Worried that your older dog can’t be trained to follow your house rules? Despite the old saying, you can teach older dogs new tricks. So if your new elder doggo comes home with bad leash manners or you want to keep him off the bed, you haven’t missed the boat — as long he’s cognitively sound, he should still be pretty trainable.
How expensive is a senior dog?
The costs associated with bringing home a senior dog are comparable to that of younger dogs. Some shelters and rescues offer a price break on adoption fees, simply because they have a good dog that’s being overlooked.
But what about the costs of keeping a senior dog? This depends on the care the pet received in the past along with his health. To keep your costs down, remember that you can purchase pet health insurance for older dogs. The policy may exclude certain pre-existing conditions, but it can still be well worth it.
Learn more by checking out the blog post that accompanies this episode of Raising Your Paws podcast, How to Decide to Get Pet Health Insurance or Not.
More than likely, your new pet will need more medical care than a younger pet for a few key reasons:
Dental issues are common in adult dogs older than age three. So if you bring an elder dog into your home, it’s possible he’ll have some needed dental work on the horizon. It will entirely depend on the care he received in the past.

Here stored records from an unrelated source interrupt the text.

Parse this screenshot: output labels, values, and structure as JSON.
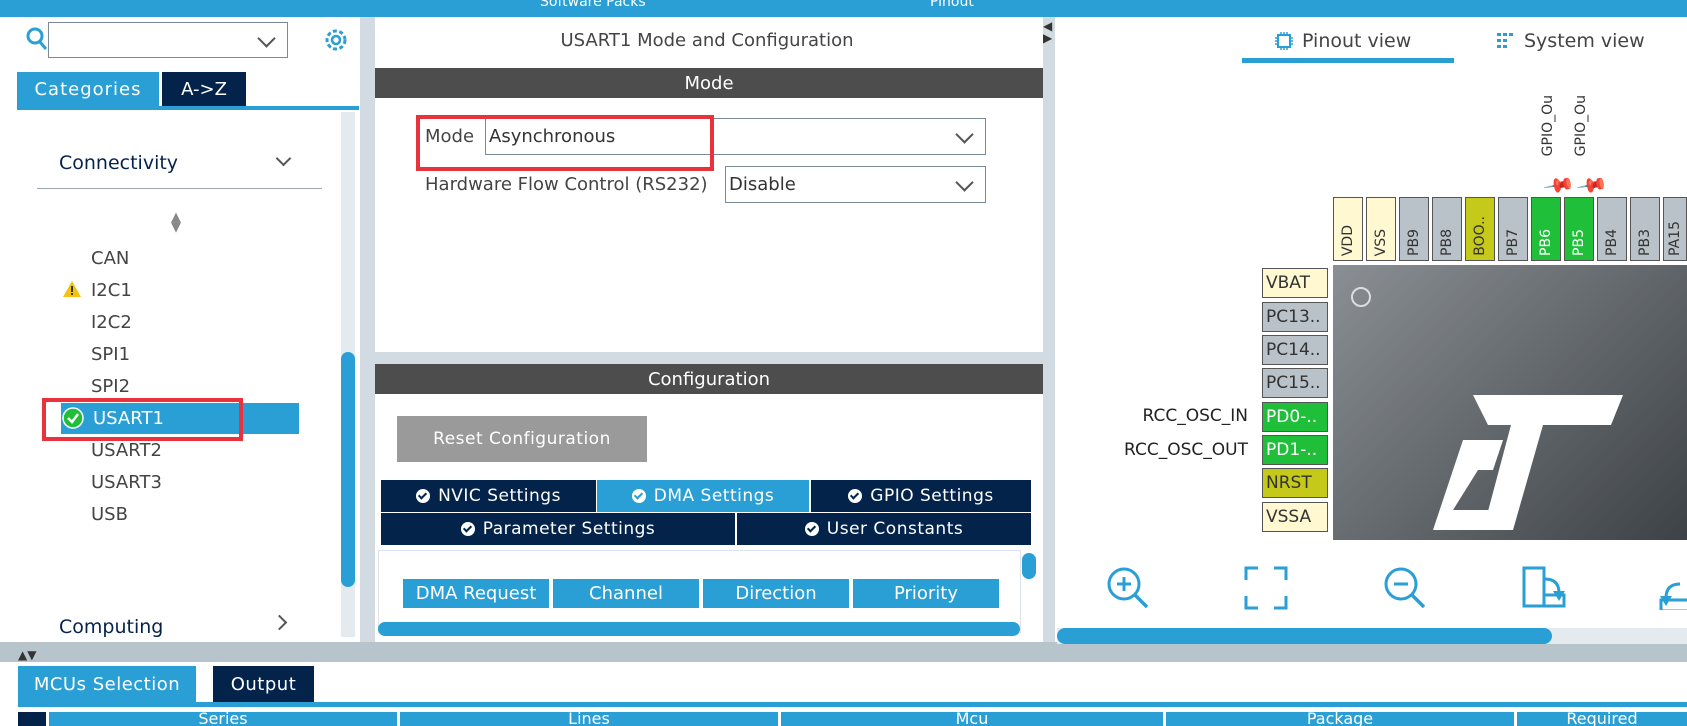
{
  "topbar": {
    "left_label": "Software Packs",
    "right_label": "Pinout"
  },
  "left_panel": {
    "tabs": {
      "categories": "Categories",
      "az": "A->Z"
    },
    "category": "Connectivity",
    "peripherals": [
      "CAN",
      "I2C1",
      "I2C2",
      "SPI1",
      "SPI2",
      "USART1",
      "USART2",
      "USART3",
      "USB"
    ],
    "next_category": "Computing"
  },
  "mode_panel": {
    "title": "USART1 Mode and Configuration",
    "mode_header": "Mode",
    "mode_label": "Mode",
    "mode_value": "Asynchronous",
    "hw_flow_label": "Hardware Flow Control (RS232)",
    "hw_flow_value": "Disable"
  },
  "config_panel": {
    "header": "Configuration",
    "reset_button": "Reset Configuration",
    "tabs": [
      "NVIC Settings",
      "DMA Settings",
      "GPIO Settings",
      "Parameter Settings",
      "User Constants"
    ],
    "dma_columns": [
      "DMA Request",
      "Channel",
      "Direction",
      "Priority"
    ]
  },
  "pinout": {
    "tabs": {
      "pinout_view": "Pinout view",
      "system_view": "System view"
    },
    "top_pins": [
      "VDD",
      "VSS",
      "PB9",
      "PB8",
      "BOO..",
      "PB7",
      "PB6",
      "PB5",
      "PB4",
      "PB3",
      "PA15"
    ],
    "pin_labels_top": [
      "GPIO_Ou",
      "GPIO_Ou"
    ],
    "left_pins": [
      "VBAT",
      "PC13..",
      "PC14..",
      "PC15..",
      "PD0-..",
      "PD1-..",
      "NRST",
      "VSSA"
    ],
    "signals": [
      "RCC_OSC_IN",
      "RCC_OSC_OUT"
    ]
  },
  "bottom": {
    "tabs": [
      "MCUs Selection",
      "Output"
    ],
    "table_headers": [
      "Series",
      "Lines",
      "Mcu",
      "Package",
      "Required"
    ]
  },
  "colors": {
    "accent": "#2a9fd6",
    "navy": "#03234b",
    "green_pin": "#1fbf3a",
    "olive_pin": "#c5c91a",
    "highlight_red": "#e8323c"
  }
}
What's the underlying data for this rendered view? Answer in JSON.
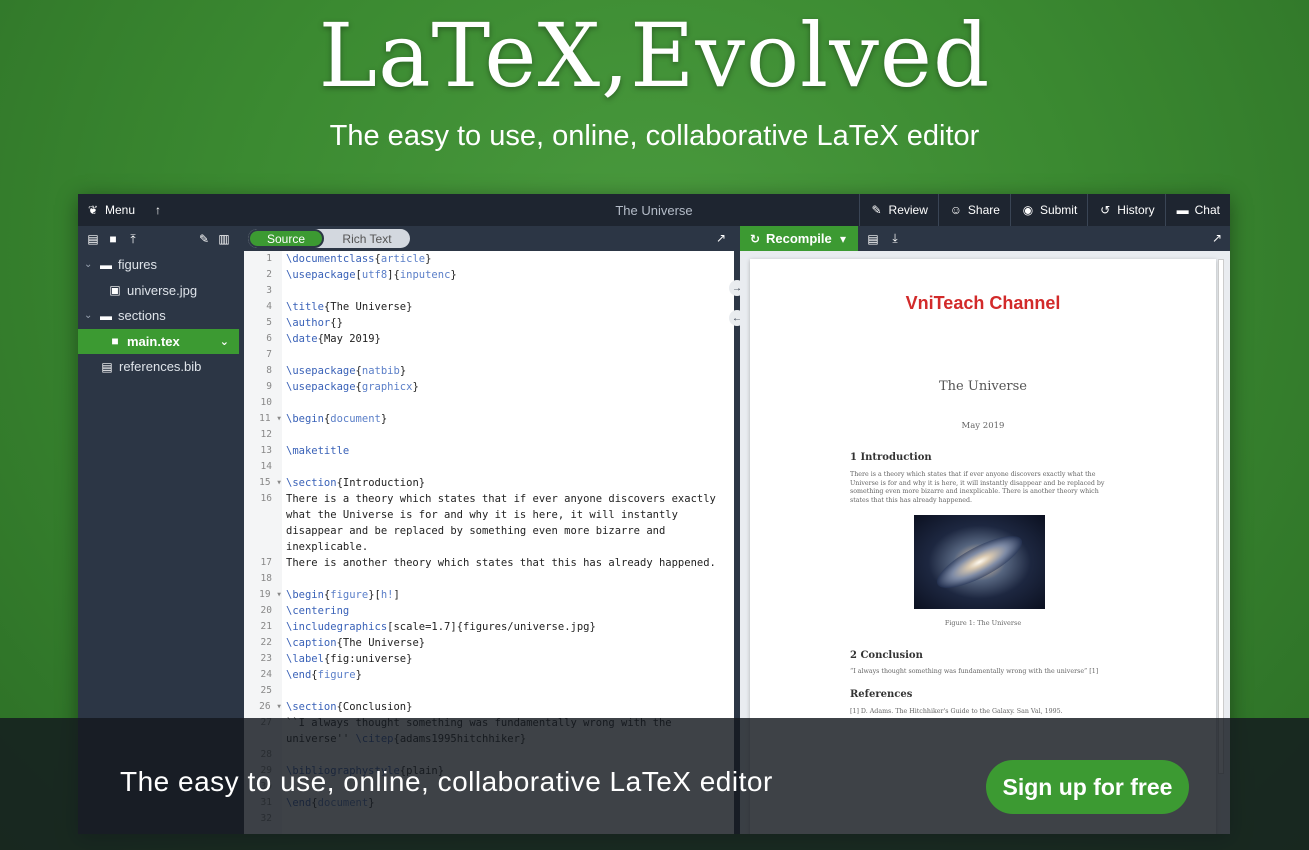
{
  "hero": {
    "title": "LaTeX,Evolved",
    "subtitle": "The easy to use, online, collaborative LaTeX editor"
  },
  "topbar": {
    "menu_label": "Menu",
    "project_title": "The Universe",
    "review_label": "Review",
    "share_label": "Share",
    "submit_label": "Submit",
    "history_label": "History",
    "chat_label": "Chat"
  },
  "file_tree": {
    "items": [
      {
        "label": "figures",
        "type": "folder"
      },
      {
        "label": "universe.jpg",
        "type": "image"
      },
      {
        "label": "sections",
        "type": "folder"
      },
      {
        "label": "main.tex",
        "type": "file",
        "selected": true
      },
      {
        "label": "references.bib",
        "type": "file"
      }
    ]
  },
  "editor": {
    "source_tab": "Source",
    "rich_text_tab": "Rich Text",
    "lines": [
      {
        "n": "1",
        "c": "\\documentclass{article}"
      },
      {
        "n": "2",
        "c": "\\usepackage[utf8]{inputenc}"
      },
      {
        "n": "3",
        "c": ""
      },
      {
        "n": "4",
        "c": "\\title{The Universe}"
      },
      {
        "n": "5",
        "c": "\\author{}"
      },
      {
        "n": "6",
        "c": "\\date{May 2019}"
      },
      {
        "n": "7",
        "c": ""
      },
      {
        "n": "8",
        "c": "\\usepackage{natbib}"
      },
      {
        "n": "9",
        "c": "\\usepackage{graphicx}"
      },
      {
        "n": "10",
        "c": ""
      },
      {
        "n": "11",
        "c": "\\begin{document}",
        "fold": true
      },
      {
        "n": "12",
        "c": ""
      },
      {
        "n": "13",
        "c": "\\maketitle"
      },
      {
        "n": "14",
        "c": ""
      },
      {
        "n": "15",
        "c": "\\section{Introduction}",
        "fold": true
      },
      {
        "n": "16",
        "c": "There is a theory which states that if ever anyone discovers exactly"
      },
      {
        "n": "",
        "c": "what the Universe is for and why it is here, it will instantly"
      },
      {
        "n": "",
        "c": "disappear and be replaced by something even more bizarre and"
      },
      {
        "n": "",
        "c": "inexplicable."
      },
      {
        "n": "17",
        "c": "There is another theory which states that this has already happened."
      },
      {
        "n": "18",
        "c": ""
      },
      {
        "n": "19",
        "c": "\\begin{figure}[h!]",
        "fold": true
      },
      {
        "n": "20",
        "c": "\\centering"
      },
      {
        "n": "21",
        "c": "\\includegraphics[scale=1.7]{figures/universe.jpg}"
      },
      {
        "n": "22",
        "c": "\\caption{The Universe}"
      },
      {
        "n": "23",
        "c": "\\label{fig:universe}"
      },
      {
        "n": "24",
        "c": "\\end{figure}"
      },
      {
        "n": "25",
        "c": ""
      },
      {
        "n": "26",
        "c": "\\section{Conclusion}",
        "fold": true
      },
      {
        "n": "27",
        "c": "``I always thought something was fundamentally wrong with the"
      },
      {
        "n": "",
        "c": "universe'' \\citep{adams1995hitchhiker}"
      },
      {
        "n": "28",
        "c": ""
      },
      {
        "n": "29",
        "c": "\\bibliographystyle{plain}"
      },
      {
        "n": "30",
        "c": ""
      },
      {
        "n": "31",
        "c": "\\end{document}"
      },
      {
        "n": "32",
        "c": ""
      }
    ]
  },
  "pdf": {
    "recompile_label": "Recompile",
    "watermark": "VniTeach Channel",
    "doc_title": "The Universe",
    "doc_date": "May 2019",
    "section1": "1   Introduction",
    "section1_body": "There is a theory which states that if ever anyone discovers exactly what the Universe is for and why it is here, it will instantly disappear and be replaced by something even more bizarre and inexplicable. There is another theory which states that this has already happened.",
    "figure_caption": "Figure 1: The Universe",
    "section2": "2   Conclusion",
    "section2_body": "“I always thought something was fundamentally wrong with the universe” [1]",
    "references_heading": "References",
    "reference1": "[1]  D. Adams. The Hitchhiker's Guide to the Galaxy. San Val, 1995."
  },
  "footer": {
    "tagline": "The easy to use, online, collaborative LaTeX editor",
    "signup_label": "Sign up for free"
  },
  "colors": {
    "brand_green": "#3c9a32",
    "toolbar_dark": "#1e2530",
    "panel_dark": "#2c3645",
    "watermark_red": "#d22a2a"
  }
}
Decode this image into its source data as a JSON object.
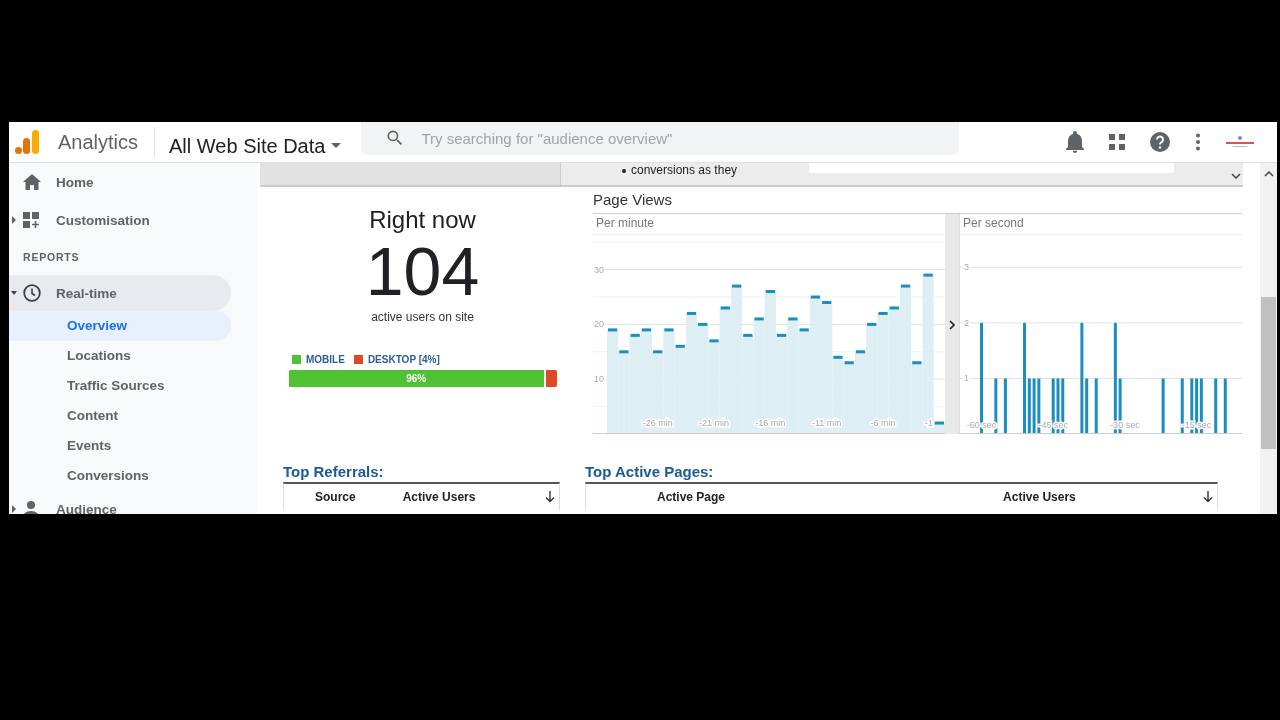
{
  "topbar": {
    "product": "Analytics",
    "view": "All Web Site Data",
    "search": {
      "placeholder": "Try searching for \"audience overview\""
    }
  },
  "sidebar": {
    "items": [
      {
        "kind": "link",
        "label": "Home",
        "selected": false
      },
      {
        "kind": "group",
        "label": "Customisation",
        "expanded": false,
        "selected": false
      },
      {
        "kind": "header",
        "label": "REPORTS"
      },
      {
        "kind": "group",
        "label": "Real-time",
        "expanded": true,
        "selected": true,
        "children": [
          {
            "label": "Overview",
            "selected": true
          },
          {
            "label": "Locations",
            "selected": false
          },
          {
            "label": "Traffic Sources",
            "selected": false
          },
          {
            "label": "Content",
            "selected": false
          },
          {
            "label": "Events",
            "selected": false
          },
          {
            "label": "Conversions",
            "selected": false
          }
        ]
      },
      {
        "kind": "group",
        "label": "Audience",
        "expanded": false,
        "selected": false
      }
    ]
  },
  "banner": {
    "bullet": "conversions as they"
  },
  "realtime": {
    "heading": "Right now",
    "count": "104",
    "caption": "active users on site",
    "legend": [
      {
        "label": "MOBILE",
        "color": "#4ec233"
      },
      {
        "label": "DESKTOP [4%]",
        "color": "#dc4a26"
      }
    ],
    "bar": {
      "level": 0.96,
      "label": "96%"
    }
  },
  "page_views": {
    "title": "Page Views",
    "per_minute": {
      "title": "Per minute",
      "chart_data": {
        "type": "bar",
        "grid": true,
        "ylim": [
          0,
          36.5
        ],
        "yticks": [
          10,
          20,
          30
        ],
        "xlim": [
          -30.5,
          -0.5
        ],
        "x": [
          -30,
          -29,
          -28,
          -27,
          -26,
          -25,
          -24,
          -23,
          -22,
          -21,
          -20,
          -19,
          -18,
          -17,
          -16,
          -15,
          -14,
          -13,
          -12,
          -11,
          -10,
          -9,
          -8,
          -7,
          -6,
          -5,
          -4,
          -3,
          -2,
          -1
        ],
        "xticks": [
          {
            "value": -26,
            "label": "-26 min"
          },
          {
            "value": -21,
            "label": "-21 min"
          },
          {
            "value": -16,
            "label": "-16 min"
          },
          {
            "value": -11,
            "label": "-11 min"
          },
          {
            "value": -6,
            "label": "-6 min"
          },
          {
            "value": -1,
            "label": "-1"
          }
        ],
        "series": [
          {
            "color": "#ddeef5",
            "values": [
              19,
              15,
              18,
              19,
              15,
              19,
              16,
              22,
              20,
              17,
              23,
              27,
              18,
              21,
              26,
              18,
              21,
              19,
              25,
              24,
              14,
              13,
              15,
              20,
              22,
              23,
              27,
              13,
              29,
              2
            ]
          }
        ]
      }
    },
    "per_second": {
      "title": "Per second",
      "chart_data": {
        "type": "bar",
        "grid": true,
        "ylim": [
          0,
          3.6
        ],
        "yticks": [
          1,
          2,
          3
        ],
        "xlim": [
          -64.5,
          -5.5
        ],
        "x": [
          -60,
          -59,
          -58,
          -57,
          -56,
          -55,
          -54,
          -53,
          -52,
          -51,
          -50,
          -49,
          -48,
          -47,
          -46,
          -45,
          -44,
          -43,
          -42,
          -41,
          -40,
          -39,
          -38,
          -37,
          -36,
          -35,
          -34,
          -33,
          -32,
          -31,
          -30,
          -29,
          -28,
          -27,
          -26,
          -25,
          -24,
          -23,
          -22,
          -21,
          -20,
          -19,
          -18,
          -17,
          -16,
          -15,
          -14,
          -13,
          -12,
          -11,
          -10,
          -9
        ],
        "xticks": [
          {
            "value": -60,
            "label": "-60 sec"
          },
          {
            "value": -45,
            "label": "-45 sec"
          },
          {
            "value": -30,
            "label": "-30 sec"
          },
          {
            "value": -15,
            "label": "-15 sec"
          }
        ],
        "series": [
          {
            "color": "#1a8fbf",
            "values": [
              2,
              null,
              null,
              1,
              null,
              1,
              null,
              null,
              null,
              2,
              1,
              1,
              1,
              null,
              null,
              1,
              1,
              1,
              null,
              null,
              null,
              2,
              1,
              null,
              1,
              null,
              null,
              null,
              2,
              1,
              null,
              null,
              null,
              null,
              null,
              null,
              null,
              null,
              1,
              null,
              null,
              null,
              1,
              null,
              1,
              1,
              1,
              null,
              null,
              1,
              null,
              1
            ]
          }
        ]
      }
    }
  },
  "tables": [
    {
      "title": "Top Referrals:",
      "columns": [
        "Source",
        "Active Users"
      ]
    },
    {
      "title": "Top Active Pages:",
      "columns": [
        "Active Page",
        "Active Users"
      ]
    }
  ]
}
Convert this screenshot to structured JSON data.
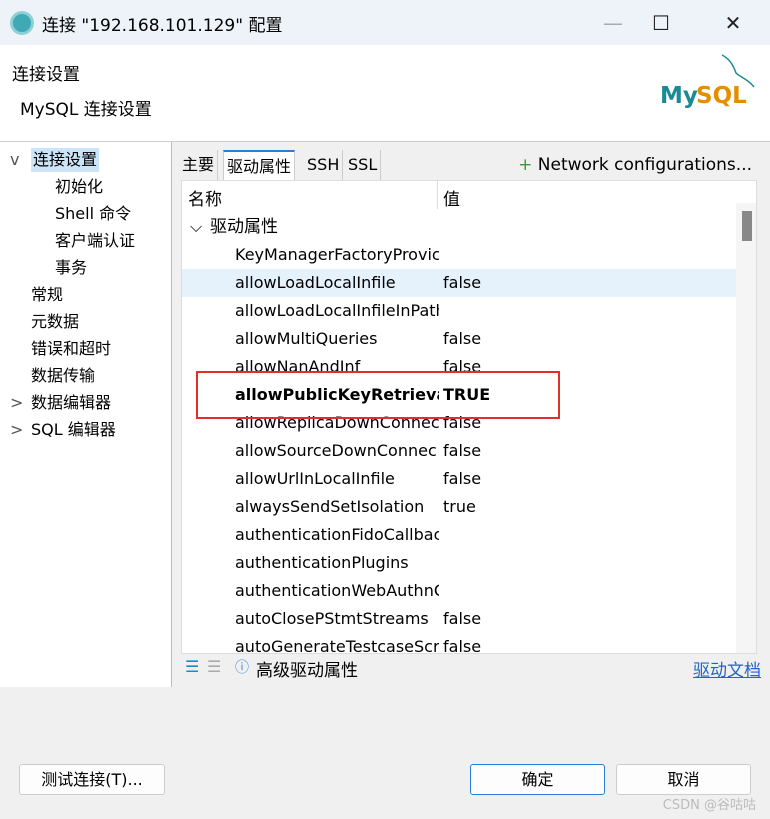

Twice-yearly vet visits
Many veterinarians recommend that dogs older than seven get seen for twice-annual visits. One visit may be dedicated to blood work and a complete checkup, just to get a baseline on your pet’s health. The second visit is a quick check-in to make sure no big changes have shown up in the dog.
Breed-specific health issues
To prepare yourself, do a little homework on the breed-specific problems and ailments of your pooch. Some breeds get frequent ear infections, while others are prone to arthritis in the hips and knees. Make a list of questions so you can talk them through with your vet.
What to know before adopting a senior dog
The key thing before you adopt is to get as much information as possible about your new pet.
As with any dog, learn everything you can about your chosen pooch, so you can understand their needs and personalities. What was their home life like? How do they behave with volunteers and fosters? Have they ever growled or become reactive, or do they seem calm and easygoing? For example, if this otherwise easygoing dog shows food guarding tendencies, then you’ll know to take precautions so no one gets hurt.
If you’re looking to adopt a senior dog, it’s especially important to get the background on their medical history, especially when a fair number of older dogs get surrendered because of their health issues. Ideally, your chosen pooch received exceptional veterinary care at the shelter or rescue, so you’ll know what to expect and make a plan to meet their unique needs.
For a deep dive, learn Common health issues in senior dogs that pet parents need to know.
Here’s to new beginnings and a long life!
Giving a senior dog a second chance can be the start of a beautiful friendship. Make the most of it by feeding your best friend a high-quality diet.
You can support your dog’s immunity and boost his natural defenses against aging and disease. Family-owned NutriSource Senior diet contains Good 4 Life with organic selenium yeast that fights oxidative stress and inflammation. It also helps the body fight harmful infection to support a long and healthy life.
Shop local and find NutriSource at your local, independent pet retailer.